I was hesitant to say that this stuff will help you become a copywriter because a copywriter needs a very specific set of skills – like Liam Neeson with less guns – whereas a content writer is more of a general title given to someone who writes articles.
You see, if you are pitching yourself as a copywriter you’d better make sure you’re pretty confident at your ability to craft adverts, landing pages and website copy that converts to an outcome or a sale.
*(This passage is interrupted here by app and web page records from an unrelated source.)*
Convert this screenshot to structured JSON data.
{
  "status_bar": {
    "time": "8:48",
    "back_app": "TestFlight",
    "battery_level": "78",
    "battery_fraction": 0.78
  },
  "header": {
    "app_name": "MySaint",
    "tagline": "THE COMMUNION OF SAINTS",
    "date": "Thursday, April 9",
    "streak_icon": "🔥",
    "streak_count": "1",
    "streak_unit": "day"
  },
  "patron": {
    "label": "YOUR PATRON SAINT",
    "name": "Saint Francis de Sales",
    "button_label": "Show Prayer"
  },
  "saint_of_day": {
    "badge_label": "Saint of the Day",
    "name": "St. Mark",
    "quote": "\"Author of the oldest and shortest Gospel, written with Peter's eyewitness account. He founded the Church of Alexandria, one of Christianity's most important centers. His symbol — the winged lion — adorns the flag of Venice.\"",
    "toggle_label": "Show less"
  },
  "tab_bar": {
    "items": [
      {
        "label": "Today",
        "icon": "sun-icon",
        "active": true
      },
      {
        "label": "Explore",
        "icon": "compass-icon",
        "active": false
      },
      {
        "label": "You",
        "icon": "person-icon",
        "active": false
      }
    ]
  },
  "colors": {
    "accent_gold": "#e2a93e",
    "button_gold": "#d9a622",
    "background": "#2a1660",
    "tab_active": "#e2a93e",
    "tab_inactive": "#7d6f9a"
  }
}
A content writer, on the other hand, might only be needed to write articles for keyword purposes or perhaps website content that is more informative that conversion based.
Of course, you can always let your future employer decide whether you are good enough to be a copywriter or a content writer but, personally, I thought this post would be safer titled around the latter even though it should all apply to both.
Some content writing resources
I wanted to put together a small list of resources for the budding content writers out there.
Probably my favorite place to find writers to work on small projects. A good place to start.
One of the biggest freelancer sites in the world. Lots of work to be found.
- ProBlogger Job Boards
Some fantastic people looking to hire quality bloggers and writers. Can make some decent part time income here.
- Digital Point Forums
Some dodgy stuff happens here but a lot of bigger firms also offer work here kind of on the sly. You won’t get good prices but if you’re struggling you might get a few cheaper gigs.
Check to see whether the articles you’ve bought (if you’re managing a team) are copied from anywhere else on the web.
The older stuff here is just such a wonderful resource for people who want to be better writers. I owe a lot to Brian’s writing.
- Chris Ducker
The main man when it comes to building a team of workers. Some amazing tips on his blog for how to get started if you want to build a team of writers.
Why is this only the penultimate guide?
Something I’ve been noticing a lot lately is that a big portion of us (myself included) love to read things but struggle to pull the trigger on a new project or idea. And every time I read an “Ultimate Guide to…” post I always get excited for about a week and then kind of fall back into my old ways.
So, what I really want to say is that the Ultimate Guide version of this post is you going out and trying it for yourself. This stuff has worked (or not worked) for me and my friends but it might be totally different for you. You won’t know until you go out and do it.
Would you ever consider doing any content writing work? Have you perhaps done some already? Leave a comment and let me know.
Top photo: © Bowie15